* _DESCRIPTION OF THE TASK_
What is needed here is an exact copy of all the data.

* _EXERCISE INPUT_
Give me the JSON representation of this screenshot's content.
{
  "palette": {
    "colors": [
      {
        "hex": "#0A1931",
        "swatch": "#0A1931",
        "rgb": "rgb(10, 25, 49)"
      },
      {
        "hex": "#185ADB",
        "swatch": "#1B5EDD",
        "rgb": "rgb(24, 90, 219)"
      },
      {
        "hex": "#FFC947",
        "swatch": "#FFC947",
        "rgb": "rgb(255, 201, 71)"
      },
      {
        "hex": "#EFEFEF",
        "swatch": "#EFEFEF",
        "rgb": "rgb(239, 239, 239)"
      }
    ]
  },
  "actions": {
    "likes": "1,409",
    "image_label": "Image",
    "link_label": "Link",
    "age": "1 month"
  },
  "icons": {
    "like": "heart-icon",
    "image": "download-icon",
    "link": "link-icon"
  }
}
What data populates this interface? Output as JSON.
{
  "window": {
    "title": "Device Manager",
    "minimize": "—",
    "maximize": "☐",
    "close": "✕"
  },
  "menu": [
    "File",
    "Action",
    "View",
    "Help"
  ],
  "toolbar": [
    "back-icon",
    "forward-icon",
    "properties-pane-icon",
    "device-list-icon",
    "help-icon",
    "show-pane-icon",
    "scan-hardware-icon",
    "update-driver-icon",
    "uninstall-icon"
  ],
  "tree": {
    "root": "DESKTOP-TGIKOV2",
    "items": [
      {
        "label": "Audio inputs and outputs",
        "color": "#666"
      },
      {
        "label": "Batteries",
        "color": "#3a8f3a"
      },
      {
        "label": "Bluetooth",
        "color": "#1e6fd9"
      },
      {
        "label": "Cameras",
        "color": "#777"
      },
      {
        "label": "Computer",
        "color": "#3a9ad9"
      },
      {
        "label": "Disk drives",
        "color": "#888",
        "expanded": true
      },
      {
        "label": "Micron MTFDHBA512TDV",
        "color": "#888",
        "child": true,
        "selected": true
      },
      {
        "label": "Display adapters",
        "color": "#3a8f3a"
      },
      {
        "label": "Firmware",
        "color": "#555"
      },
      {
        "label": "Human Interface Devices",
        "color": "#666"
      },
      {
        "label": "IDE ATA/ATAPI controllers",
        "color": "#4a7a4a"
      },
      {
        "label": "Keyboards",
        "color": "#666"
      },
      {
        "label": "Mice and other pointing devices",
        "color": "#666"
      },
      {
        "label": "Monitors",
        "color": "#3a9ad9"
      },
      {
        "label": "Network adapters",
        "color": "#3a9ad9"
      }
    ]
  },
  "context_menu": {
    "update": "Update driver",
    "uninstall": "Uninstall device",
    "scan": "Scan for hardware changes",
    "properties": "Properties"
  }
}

* _RESULT BELOW_
Give me the JSON representation of this screenshot's content.
{
  "palette": {
    "colors": [
      {
        "hex": "#0A1931",
        "swatch": "#0A1931",
        "rgb": "rgb(10, 25, 49)"
      },
      {
        "hex": "#185ADB",
        "swatch": "#1B5EDD",
        "rgb": "rgb(24, 90, 219)"
      },
      {
        "hex": "#FFC947",
        "swatch": "#FFC947",
        "rgb": "rgb(255, 201, 71)"
      },
      {
        "hex": "#EFEFEF",
        "swatch": "#EFEFEF",
        "rgb": "rgb(239, 239, 239)"
      }
    ]
  },
  "actions": {
    "likes": "1,409",
    "image_label": "Image",
    "link_label": "Link",
    "age": "1 month"
  },
  "icons": {
    "like": "heart-icon",
    "image": "download-icon",
    "link": "link-icon"
  }
}
What data populates this interface? Output as JSON.
{
  "window": {
    "title": "Device Manager",
    "minimize": "—",
    "maximize": "☐",
    "close": "✕"
  },
  "menu": [
    "File",
    "Action",
    "View",
    "Help"
  ],
  "toolbar": [
    "back-icon",
    "forward-icon",
    "properties-pane-icon",
    "device-list-icon",
    "help-icon",
    "show-pane-icon",
    "scan-hardware-icon",
    "update-driver-icon",
    "uninstall-icon"
  ],
  "tree": {
    "root": "DESKTOP-TGIKOV2",
    "items": [
      {
        "label": "Audio inputs and outputs",
        "color": "#666"
      },
      {
        "label": "Batteries",
        "color": "#3a8f3a"
      },
      {
        "label": "Bluetooth",
        "color": "#1e6fd9"
      },
      {
        "label": "Cameras",
        "color": "#777"
      },
      {
        "label": "Computer",
        "color": "#3a9ad9"
      },
      {
        "label": "Disk drives",
        "color": "#888",
        "expanded": true
      },
      {
        "label": "Micron MTFDHBA512TDV",
        "color": "#888",
        "child": true,
        "selected": true
      },
      {
        "label": "Display adapters",
        "color": "#3a8f3a"
      },
      {
        "label": "Firmware",
        "color": "#555"
      },
      {
        "label": "Human Interface Devices",
        "color": "#666"
      },
      {
        "label": "IDE ATA/ATAPI controllers",
        "color": "#4a7a4a"
      },
      {
        "label": "Keyboards",
        "color": "#666"
      },
      {
        "label": "Mice and other pointing devices",
        "color": "#666"
      },
      {
        "label": "Monitors",
        "color": "#3a9ad9"
      },
      {
        "label": "Network adapters",
        "color": "#3a9ad9"
      }
    ]
  },
  "context_menu": {
    "update": "Update driver",
    "uninstall": "Uninstall device",
    "scan": "Scan for hardware changes",
    "properties": "Properties"
  }
}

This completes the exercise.